Task to complete: Where does the string "night" appear in the records? Copy every line that contains it.

Entries supplied:
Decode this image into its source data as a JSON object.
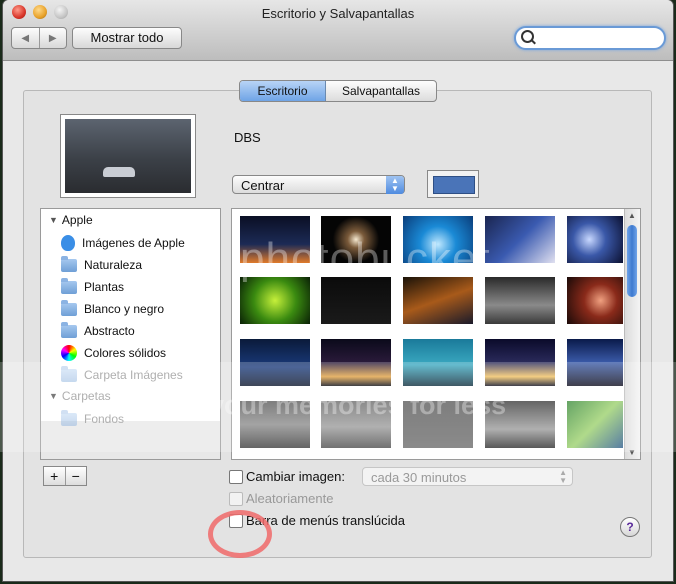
{
  "window": {
    "title": "Escritorio y Salvapantallas"
  },
  "toolbar": {
    "back_label": "◀",
    "forward_label": "▶",
    "show_all_label": "Mostrar todo",
    "search_value": ""
  },
  "tabs": [
    {
      "label": "Escritorio",
      "selected": true
    },
    {
      "label": "Salvapantallas",
      "selected": false
    }
  ],
  "current": {
    "name": "DBS",
    "position_value": "Centrar",
    "color": "#4a74b8"
  },
  "sidebar": {
    "group_apple": "Apple",
    "items_apple": [
      {
        "label": "Imágenes de Apple",
        "icon": "apple-icon"
      },
      {
        "label": "Naturaleza",
        "icon": "folder-icon"
      },
      {
        "label": "Plantas",
        "icon": "folder-icon"
      },
      {
        "label": "Blanco y negro",
        "icon": "folder-icon"
      },
      {
        "label": "Abstracto",
        "icon": "folder-icon"
      },
      {
        "label": "Colores sólidos",
        "icon": "color-wheel-icon"
      },
      {
        "label": "Carpeta Imágenes",
        "icon": "folder-icon",
        "disabled": true
      }
    ],
    "group_carpetas": "Carpetas",
    "items_carpetas": [
      {
        "label": "Fondos",
        "icon": "folder-icon",
        "disabled": true
      }
    ],
    "add_label": "+",
    "remove_label": "−"
  },
  "thumbnails": [
    "city-night",
    "light-trails-dark",
    "water-drop-blue",
    "anime-girl",
    "blue-nebula",
    "green-snake",
    "black-text",
    "highway-night",
    "city-bw",
    "red-abstract",
    "blue-forest",
    "bridge-night",
    "city-skyline-teal",
    "hong-kong-night",
    "mountain-night",
    "city-gray",
    "road-gray",
    "gray-text",
    "girl-bw",
    "green-abstract"
  ],
  "options": {
    "change_image_label": "Cambiar imagen:",
    "change_image_checked": false,
    "interval_value": "cada 30 minutos",
    "random_label": "Aleatoriamente",
    "random_checked": false,
    "translucent_label": "Barra de menús translúcida",
    "translucent_checked": false
  },
  "help_label": "?",
  "watermark": {
    "top": "photobucket",
    "bottom": "ot your memories for less"
  }
}
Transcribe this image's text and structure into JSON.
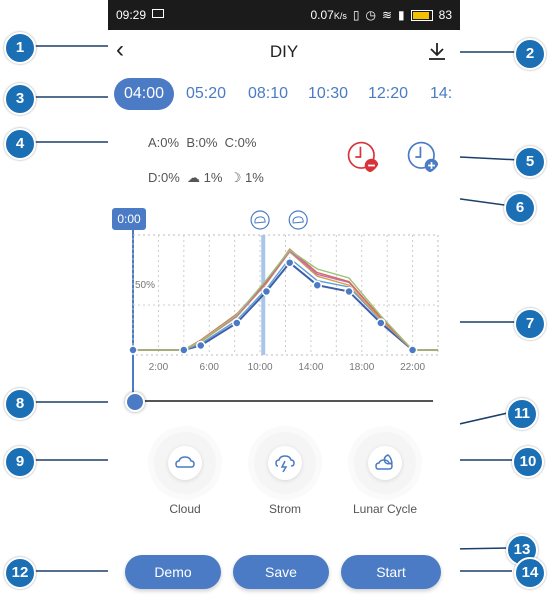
{
  "status_bar": {
    "time": "09:29",
    "network_speed": "0.07",
    "speed_unit": "K/s",
    "battery": "83"
  },
  "header": {
    "title": "DIY",
    "back_icon": "chevron-left-icon",
    "download_icon": "download-icon"
  },
  "tabs": [
    {
      "label": "04:00",
      "active": true
    },
    {
      "label": "05:20",
      "active": false
    },
    {
      "label": "08:10",
      "active": false
    },
    {
      "label": "10:30",
      "active": false
    },
    {
      "label": "12:20",
      "active": false
    },
    {
      "label": "14:",
      "active": false
    }
  ],
  "levels": {
    "a": "A:0%",
    "b": "B:0%",
    "c": "C:0%",
    "d": "D:0%",
    "cloud": "1%",
    "moon": "1%"
  },
  "time_marker": "0:00",
  "chart_data": {
    "type": "line",
    "x_ticks": [
      "2:00",
      "6:00",
      "10:00",
      "14:00",
      "18:00",
      "22:00"
    ],
    "y_label": "50%",
    "xlim": [
      0,
      24
    ],
    "ylim": [
      0,
      100
    ],
    "x": [
      0,
      4,
      5.33,
      8.17,
      10.5,
      12.33,
      14.5,
      17,
      19.5,
      22,
      24
    ],
    "series": [
      {
        "color": "#3f5fa8",
        "values": [
          0,
          0,
          5,
          30,
          65,
          97,
          72,
          65,
          30,
          0,
          0
        ]
      },
      {
        "color": "#5aa0d8",
        "values": [
          0,
          0,
          7,
          33,
          68,
          102,
          77,
          70,
          33,
          0,
          0
        ]
      },
      {
        "color": "#d9a04a",
        "values": [
          0,
          0,
          9,
          37,
          74,
          109,
          82,
          72,
          34,
          0,
          0
        ]
      },
      {
        "color": "#b86fc0",
        "values": [
          0,
          0,
          10,
          38,
          75,
          110,
          84,
          75,
          36,
          0,
          0
        ]
      },
      {
        "color": "#d96a5a",
        "values": [
          0,
          0,
          11,
          40,
          76,
          112,
          86,
          76,
          36,
          0,
          0
        ]
      },
      {
        "color": "#9ec07a",
        "values": [
          0,
          0,
          10,
          39,
          78,
          111,
          90,
          80,
          38,
          0,
          0
        ]
      }
    ],
    "marked_points": [
      0,
      4,
      5.33,
      8.17,
      10.5,
      12.33,
      14.5,
      17,
      19.5,
      22
    ],
    "cursor_x": 10.25,
    "weather_markers": [
      {
        "icon": "cloud-icon",
        "x": 10.0
      },
      {
        "icon": "storm-icon",
        "x": 13.0
      }
    ]
  },
  "effects": [
    {
      "label": "Cloud",
      "icon": "cloud-icon"
    },
    {
      "label": "Strom",
      "icon": "storm-icon"
    },
    {
      "label": "Lunar Cycle",
      "icon": "moon-cloud-icon"
    }
  ],
  "buttons": {
    "demo": "Demo",
    "save": "Save",
    "start": "Start"
  },
  "callouts": [
    "1",
    "2",
    "3",
    "4",
    "5",
    "6",
    "7",
    "8",
    "9",
    "10",
    "11",
    "12",
    "13",
    "14"
  ],
  "colors": {
    "accent": "#4a7bc4",
    "callout": "#1a6fb5",
    "delete": "#d9333a"
  }
}
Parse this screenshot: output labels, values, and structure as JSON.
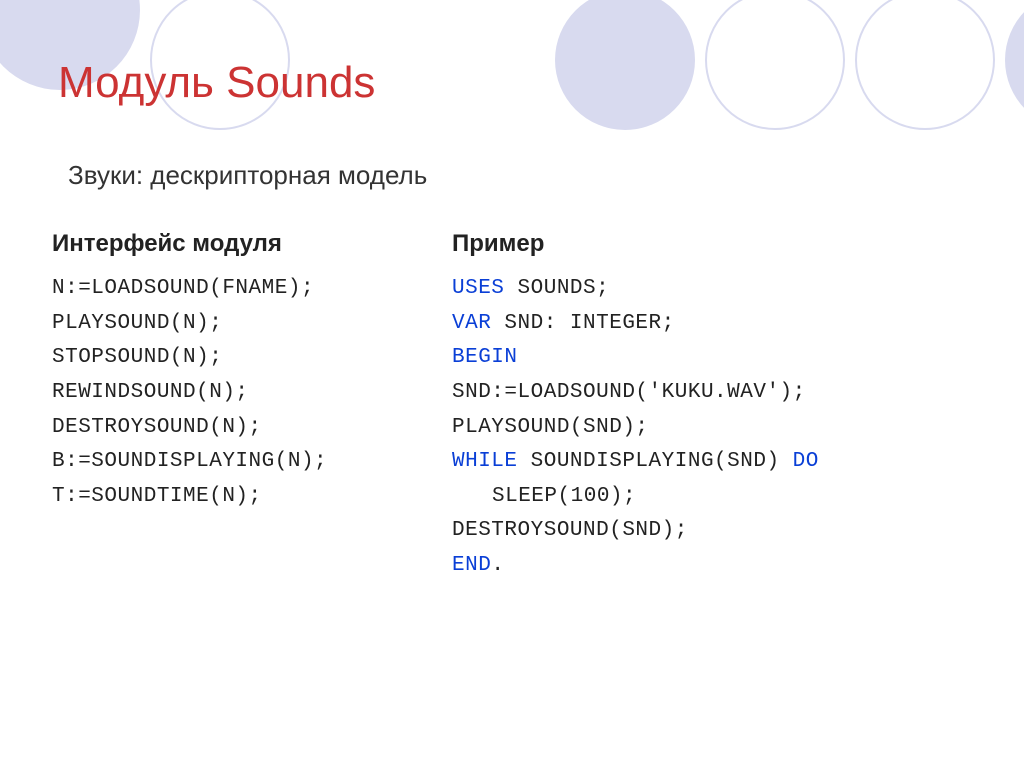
{
  "title": "Модуль Sounds",
  "subtitle": "Звуки: дескрипторная модель",
  "left": {
    "heading": "Интерфейс модуля",
    "lines": [
      "N:=LOADSOUND(FNAME);",
      "PLAYSOUND(N);",
      "STOPSOUND(N);",
      "REWINDSOUND(N);",
      "DESTROYSOUND(N);",
      "B:=SOUNDISPLAYING(N);",
      "T:=SOUNDTIME(N);"
    ]
  },
  "right": {
    "heading": "Пример",
    "lines": [
      [
        {
          "k": "USES",
          "kw": true
        },
        {
          "k": " SOUNDS;"
        }
      ],
      [
        {
          "k": "VAR",
          "kw": true
        },
        {
          "k": " SND: INTEGER;"
        }
      ],
      [
        {
          "k": "BEGIN",
          "kw": true
        }
      ],
      [
        {
          "k": "SND:=LOADSOUND('KUKU.WAV');"
        }
      ],
      [
        {
          "k": "PLAYSOUND(SND);"
        }
      ],
      [
        {
          "k": "WHILE",
          "kw": true
        },
        {
          "k": " SOUNDISPLAYING(SND) "
        },
        {
          "k": "DO",
          "kw": true
        }
      ],
      [
        {
          "k": "SLEEP(100);",
          "indent": true
        }
      ],
      [
        {
          "k": "DESTROYSOUND(SND);"
        }
      ],
      [
        {
          "k": "END",
          "kw": true
        },
        {
          "k": "."
        }
      ]
    ]
  }
}
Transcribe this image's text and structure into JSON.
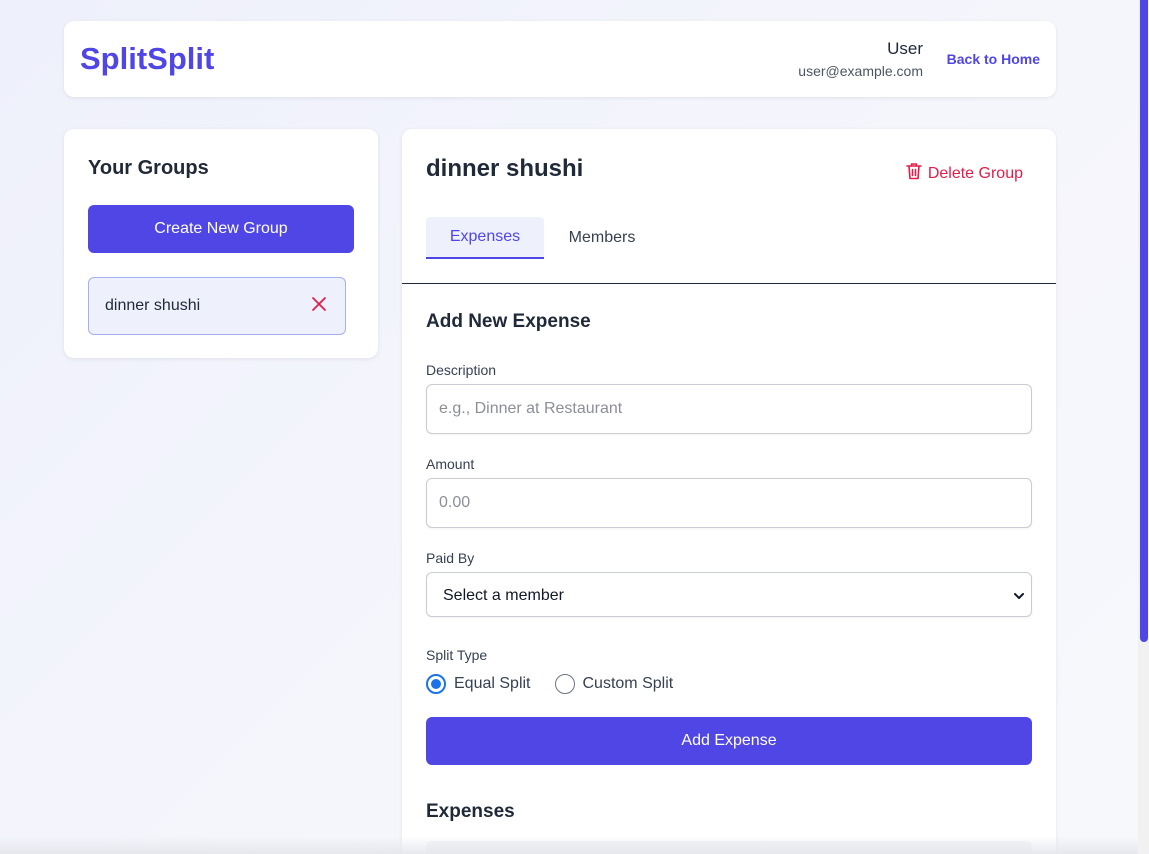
{
  "header": {
    "logo": "SplitSplit",
    "user_name": "User",
    "user_email": "user@example.com",
    "back_link": "Back to Home"
  },
  "sidebar": {
    "title": "Your Groups",
    "create_button": "Create New Group",
    "groups": [
      {
        "name": "dinner shushi"
      }
    ]
  },
  "main": {
    "group_title": "dinner shushi",
    "delete_group": "Delete Group",
    "tabs": [
      {
        "label": "Expenses",
        "active": true
      },
      {
        "label": "Members",
        "active": false
      }
    ],
    "form": {
      "title": "Add New Expense",
      "description_label": "Description",
      "description_placeholder": "e.g., Dinner at Restaurant",
      "amount_label": "Amount",
      "amount_placeholder": "0.00",
      "paid_by_label": "Paid By",
      "paid_by_value": "Select a member",
      "split_type_label": "Split Type",
      "split_options": [
        {
          "label": "Equal Split",
          "checked": true
        },
        {
          "label": "Custom Split",
          "checked": false
        }
      ],
      "submit": "Add Expense"
    },
    "expenses_title": "Expenses"
  },
  "colors": {
    "accent": "#4f46e5",
    "danger": "#e11d48",
    "radio": "#1a73e8"
  }
}
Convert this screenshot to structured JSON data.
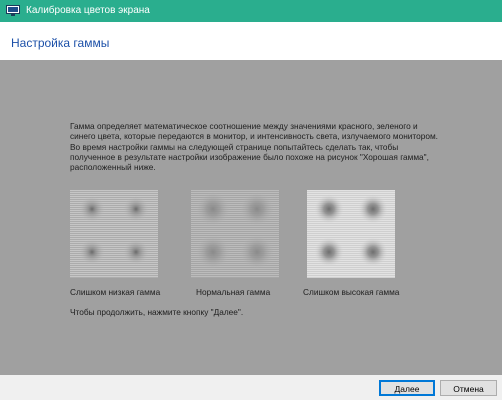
{
  "window": {
    "title": "Калибровка цветов экрана"
  },
  "header": {
    "title": "Настройка гаммы"
  },
  "description": {
    "paragraph1": "Гамма определяет математическое соотношение между значениями красного, зеленого и синего цвета, которые передаются в монитор, и интенсивность света, излучаемого монитором.",
    "paragraph2": "Во время настройки гаммы на следующей странице попытайтесь сделать так, чтобы полученное в результате настройки изображение было похоже на рисунок \"Хорошая гамма\", расположенный ниже."
  },
  "samples": [
    {
      "label": "Слишком низкая гамма"
    },
    {
      "label": "Нормальная гамма"
    },
    {
      "label": "Слишком высокая гамма"
    }
  ],
  "instruction": "Чтобы продолжить, нажмите кнопку \"Далее\".",
  "buttons": {
    "next": "Далее",
    "cancel": "Отмена"
  },
  "colors": {
    "titlebar": "#2aae8e",
    "header_text": "#1c50a8",
    "content_bg": "#a0a0a0",
    "footer_bg": "#f0f0f0",
    "focus_border": "#0078d7"
  }
}
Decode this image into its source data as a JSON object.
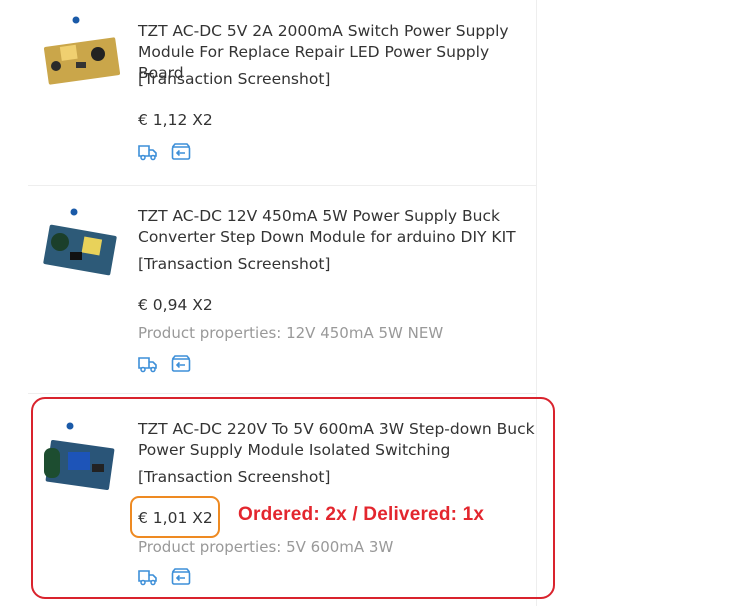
{
  "orders": [
    {
      "title_line1": "TZT AC-DC 5V 2A 2000mA Switch Power Supply",
      "title_line2": "Module For Replace Repair LED Power Supply Board",
      "snapshot_label": "[Transaction Screenshot]",
      "price": "€ 1,12 X2",
      "properties": ""
    },
    {
      "title_line1": "TZT AC-DC 12V 450mA 5W Power Supply Buck",
      "title_line2": "Converter Step Down Module for arduino DIY KIT",
      "snapshot_label": "[Transaction Screenshot]",
      "price": "€ 0,94 X2",
      "properties": "Product properties: 12V 450mA 5W NEW"
    },
    {
      "title_line1": "TZT AC-DC 220V To 5V 600mA 3W Step-down Buck",
      "title_line2": "Power Supply Module Isolated Switching",
      "snapshot_label": "[Transaction Screenshot]",
      "price": "€ 1,01 X2",
      "properties": "Product properties: 5V 600mA 3W"
    }
  ],
  "annotation": {
    "text": "Ordered: 2x / Delivered: 1x",
    "highlight_color": "#d9232d",
    "price_highlight_color": "#ee8a22"
  },
  "icons": {
    "shipping": "truck-icon",
    "return": "return-box-icon",
    "icon_color": "#3d8fd8"
  }
}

Result:
    "city-night",
    "highway-night",
    "bridge-night",
    "hong-kong-night",
    "mountain-night",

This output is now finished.